Work to be completed => Return each record word for word, keeping none of its pictures.

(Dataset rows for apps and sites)
————
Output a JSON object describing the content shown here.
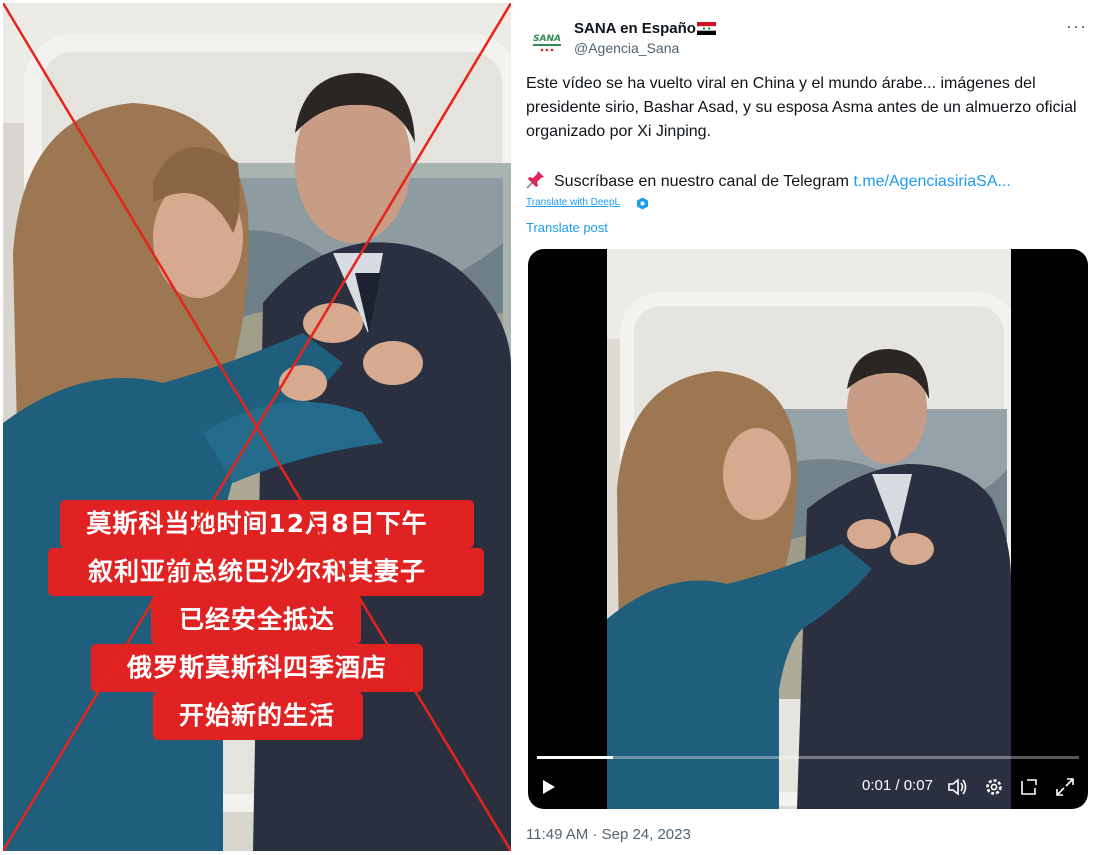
{
  "left_image": {
    "caption_lines": [
      "莫斯科当地时间12月8日下午",
      "叙利亚前总统巴沙尔和其妻子",
      "已经安全抵达",
      "俄罗斯莫斯科四季酒店",
      "开始新的生活"
    ],
    "overlay_mark": "red-x-cross"
  },
  "tweet": {
    "display_name": "SANA en Español",
    "handle": "@Agencia_Sana",
    "avatar_logo_text": "SANA",
    "verified_flag": "syria-flag-icon",
    "more_icon": "···",
    "text": "Este vídeo se ha vuelto viral en China y el mundo árabe... imágenes del presidente sirio, Bashar Asad, y su esposa Asma antes de un almuerzo oficial organizado por Xi Jinping.",
    "telegram_prefix": "Suscríbase en nuestro canal de Telegram ",
    "telegram_link": "t.me/AgenciasiriaSA...",
    "deepl_label": "Translate with DeepL",
    "translate_post": "Translate post",
    "video": {
      "current_time": "0:01",
      "separator": " / ",
      "duration": "0:07",
      "progress_fraction": 0.14
    },
    "timestamp": "11:49 AM · Sep 24, 2023"
  },
  "colors": {
    "accent_link": "#1d9bf0",
    "caption_red": "#e02222",
    "cross_red": "#e8231c",
    "muted": "#536471"
  }
}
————
Answer =>
Output a JSON object describing the content shown here.
{
  "left_image": {
    "caption_lines": [
      "莫斯科当地时间12月8日下午",
      "叙利亚前总统巴沙尔和其妻子",
      "已经安全抵达",
      "俄罗斯莫斯科四季酒店",
      "开始新的生活"
    ],
    "overlay_mark": "red-x-cross"
  },
  "tweet": {
    "display_name": "SANA en Español",
    "handle": "@Agencia_Sana",
    "avatar_logo_text": "SANA",
    "verified_flag": "syria-flag-icon",
    "more_icon": "···",
    "text": "Este vídeo se ha vuelto viral en China y el mundo árabe... imágenes del presidente sirio, Bashar Asad, y su esposa Asma antes de un almuerzo oficial organizado por Xi Jinping.",
    "telegram_prefix": "Suscríbase en nuestro canal de Telegram ",
    "telegram_link": "t.me/AgenciasiriaSA...",
    "deepl_label": "Translate with DeepL",
    "translate_post": "Translate post",
    "video": {
      "current_time": "0:01",
      "separator": " / ",
      "duration": "0:07",
      "progress_fraction": 0.14
    },
    "timestamp": "11:49 AM · Sep 24, 2023"
  },
  "colors": {
    "accent_link": "#1d9bf0",
    "caption_red": "#e02222",
    "cross_red": "#e8231c",
    "muted": "#536471"
  }
}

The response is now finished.